along walls as serpentine and pitted as found in GSP.
began to detect an increase in moisture in the air. Wondering why
was sensing a fine mist in passageway where no
exists, I felt along the floor for clues. I soon found some
logs of substantial girth, spongy with decay. Where the hell was
still don’t know, but I must have been somewhere in one of the side
passages that trails off the main route out—probably either Pig Pen or
Booger Branch; two places whose names have yet to charm me into
investigating them during more leisurely hours.
It was here that my optimism left me as
though exhaled. I glumly
recalled the legend of the original cave owners being lost in the dark
for two days; at least I knew I wouldn’t be trapped for longer than
reckoned that, as people were now partying with
attempting slumber), my whereabouts probably would not become an issue
until I didn’t show up for the second day of the cave clean-up.

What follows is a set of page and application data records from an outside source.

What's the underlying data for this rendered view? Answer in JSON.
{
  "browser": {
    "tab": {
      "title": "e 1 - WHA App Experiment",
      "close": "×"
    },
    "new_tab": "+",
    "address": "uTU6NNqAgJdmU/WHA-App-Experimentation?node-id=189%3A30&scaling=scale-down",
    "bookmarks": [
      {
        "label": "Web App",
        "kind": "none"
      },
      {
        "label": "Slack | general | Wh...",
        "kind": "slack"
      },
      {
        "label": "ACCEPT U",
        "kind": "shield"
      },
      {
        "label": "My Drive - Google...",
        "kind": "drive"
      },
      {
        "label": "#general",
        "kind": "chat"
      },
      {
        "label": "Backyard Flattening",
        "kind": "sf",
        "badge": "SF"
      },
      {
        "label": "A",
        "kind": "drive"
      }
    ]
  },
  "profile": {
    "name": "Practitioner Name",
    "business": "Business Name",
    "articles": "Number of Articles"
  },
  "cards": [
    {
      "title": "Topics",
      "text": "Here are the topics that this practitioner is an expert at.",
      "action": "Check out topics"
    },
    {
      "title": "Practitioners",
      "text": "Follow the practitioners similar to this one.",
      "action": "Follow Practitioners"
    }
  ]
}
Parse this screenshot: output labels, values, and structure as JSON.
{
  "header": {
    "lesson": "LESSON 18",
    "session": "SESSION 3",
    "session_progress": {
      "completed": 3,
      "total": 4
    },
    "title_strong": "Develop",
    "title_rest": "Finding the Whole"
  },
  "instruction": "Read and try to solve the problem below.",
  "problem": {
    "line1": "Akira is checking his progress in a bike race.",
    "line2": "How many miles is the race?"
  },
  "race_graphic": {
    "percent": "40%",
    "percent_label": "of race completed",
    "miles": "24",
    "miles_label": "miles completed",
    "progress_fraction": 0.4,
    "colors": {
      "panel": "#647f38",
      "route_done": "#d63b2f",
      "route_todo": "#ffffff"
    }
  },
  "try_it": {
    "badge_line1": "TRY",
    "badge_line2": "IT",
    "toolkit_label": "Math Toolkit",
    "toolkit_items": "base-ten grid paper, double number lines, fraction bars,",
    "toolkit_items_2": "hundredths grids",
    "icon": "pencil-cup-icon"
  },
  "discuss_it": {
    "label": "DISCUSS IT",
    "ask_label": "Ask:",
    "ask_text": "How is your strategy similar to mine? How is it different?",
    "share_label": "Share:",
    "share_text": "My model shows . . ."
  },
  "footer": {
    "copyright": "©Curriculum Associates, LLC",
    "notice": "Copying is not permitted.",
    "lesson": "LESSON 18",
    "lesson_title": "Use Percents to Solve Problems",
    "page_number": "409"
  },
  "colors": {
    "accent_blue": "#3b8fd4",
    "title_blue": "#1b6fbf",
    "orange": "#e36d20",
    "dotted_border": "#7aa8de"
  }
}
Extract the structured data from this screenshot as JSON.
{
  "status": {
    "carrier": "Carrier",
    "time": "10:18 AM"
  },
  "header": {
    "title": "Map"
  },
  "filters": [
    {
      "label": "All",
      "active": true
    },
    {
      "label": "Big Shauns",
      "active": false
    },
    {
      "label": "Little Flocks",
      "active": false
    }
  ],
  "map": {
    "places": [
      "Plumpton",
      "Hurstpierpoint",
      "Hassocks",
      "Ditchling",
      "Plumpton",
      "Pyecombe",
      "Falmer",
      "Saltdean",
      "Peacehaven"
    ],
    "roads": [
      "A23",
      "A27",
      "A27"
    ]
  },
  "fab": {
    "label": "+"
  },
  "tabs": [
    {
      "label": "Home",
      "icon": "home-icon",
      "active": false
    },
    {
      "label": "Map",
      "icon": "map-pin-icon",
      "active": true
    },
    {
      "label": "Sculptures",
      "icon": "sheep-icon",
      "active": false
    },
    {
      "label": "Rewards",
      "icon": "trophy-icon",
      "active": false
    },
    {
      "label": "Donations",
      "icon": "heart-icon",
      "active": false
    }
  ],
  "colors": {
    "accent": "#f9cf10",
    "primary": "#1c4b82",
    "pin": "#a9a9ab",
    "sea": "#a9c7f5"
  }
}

would not be long after that before they deduced the last time anyone
had seen me. Trying not to despair, I sat down on the damp,
floor, psychologically preparing myself for the long, dark night.
least I didn’t have broken ribs and hypothermia. Yet.
But after a short while I became aware of a sound,
thumps and bumps of curious rodents or the hollow, marimbal notes of
the occasional drop of water from high above. This was a sort of
remote white noise, like a television left on in a room far away, still
playing after the station has shut down for the night. At first I
thought it was just another hallucination, my ears nearly as starved as
my eyes for any kind of sensory input. But then, through the
heard definite punctuation. Shish-shish. Shish-shish.
outside kind with raspy legs! Hope was renewed with each faint
I stood and faced the sound in
front of me. I
wherever I heard the crickets there was open space. For the first
in over an hour I dared to leave the cave wall and step into the
measureless void. I followed the sound around crooks and bends in
passageway. It was almost like following something on the move,
each time I would round a corner, the sound would appear to issue from
another direction. But if it seemed as though I were pursuing a
in flight, I was definitely gaining ground. Around each turn the
became more distinct and complex with lesser noises.
going was quicker than raking my way along the cave wall, it still took
twenty minutes or so to reach the gate. I knew that when I had
to smell the outside that I was